ASSIGNED TASK. Output the records precisely as they stand. Pictures are to be skipped.

####

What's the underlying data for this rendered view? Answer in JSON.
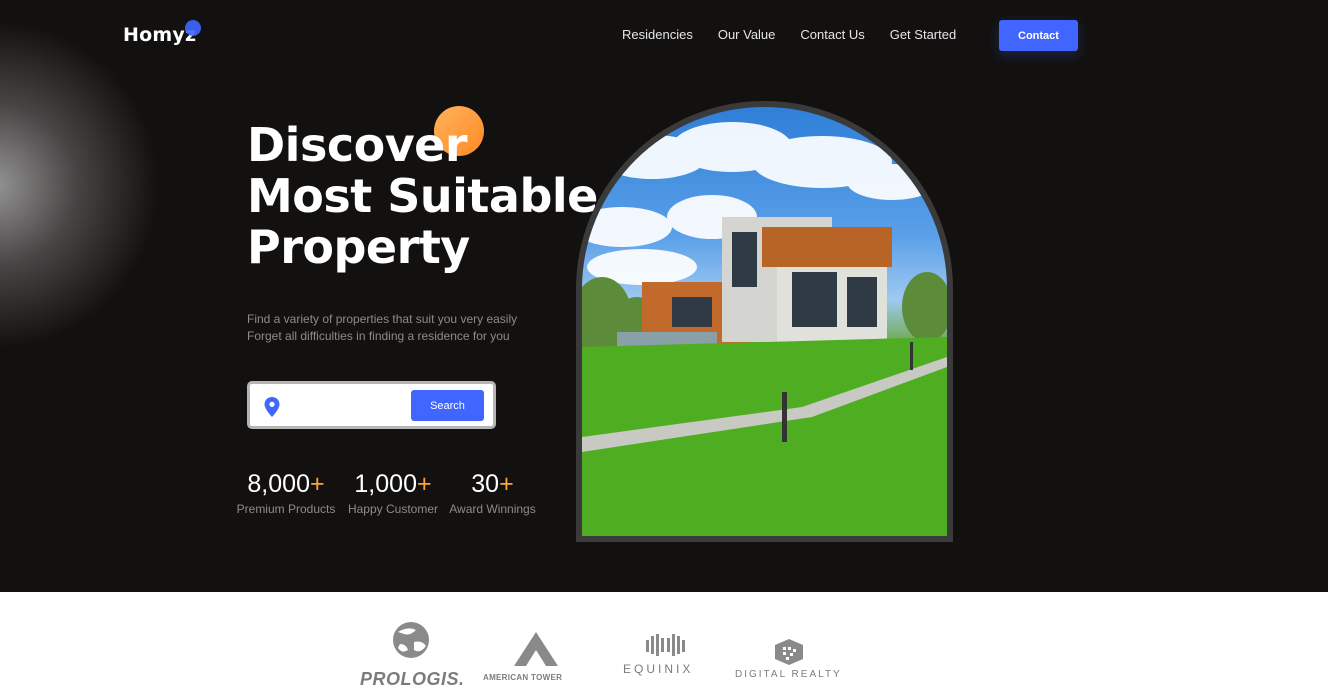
{
  "header": {
    "logo": "Homyz",
    "nav": [
      "Residencies",
      "Our Value",
      "Contact Us",
      "Get Started"
    ],
    "contact_label": "Contact"
  },
  "hero": {
    "headline": [
      "Discover",
      "Most Suitable",
      "Property"
    ],
    "subtext": [
      "Find a variety of properties that suit you very easily",
      "Forget all difficulties in finding a residence for you"
    ],
    "search": {
      "placeholder": "",
      "button_label": "Search"
    },
    "stats": [
      {
        "value": "8,000",
        "plus": "+",
        "label": "Premium Products"
      },
      {
        "value": "1,000",
        "plus": "+",
        "label": "Happy Customer"
      },
      {
        "value": "30",
        "plus": "+",
        "label": "Award Winnings"
      }
    ]
  },
  "brands": {
    "items": [
      "PROLOGIS.",
      "AMERICAN TOWER",
      "EQUINIX",
      "DIGITAL REALTY"
    ]
  },
  "colors": {
    "accent_blue": "#4066ff",
    "accent_orange": "#ffa433",
    "hero_bg": "#131110"
  },
  "icons": {
    "location": "map-pin-icon"
  }
}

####

COMPLETED TASK.
What's the underlying data for this rendered view? Answer in JSON.
{
  "header": {
    "logo": "Homyz",
    "nav": [
      "Residencies",
      "Our Value",
      "Contact Us",
      "Get Started"
    ],
    "contact_label": "Contact"
  },
  "hero": {
    "headline": [
      "Discover",
      "Most Suitable",
      "Property"
    ],
    "subtext": [
      "Find a variety of properties that suit you very easily",
      "Forget all difficulties in finding a residence for you"
    ],
    "search": {
      "placeholder": "",
      "button_label": "Search"
    },
    "stats": [
      {
        "value": "8,000",
        "plus": "+",
        "label": "Premium Products"
      },
      {
        "value": "1,000",
        "plus": "+",
        "label": "Happy Customer"
      },
      {
        "value": "30",
        "plus": "+",
        "label": "Award Winnings"
      }
    ]
  },
  "brands": {
    "items": [
      "PROLOGIS.",
      "AMERICAN TOWER",
      "EQUINIX",
      "DIGITAL REALTY"
    ]
  },
  "colors": {
    "accent_blue": "#4066ff",
    "accent_orange": "#ffa433",
    "hero_bg": "#131110"
  },
  "icons": {
    "location": "map-pin-icon"
  }
}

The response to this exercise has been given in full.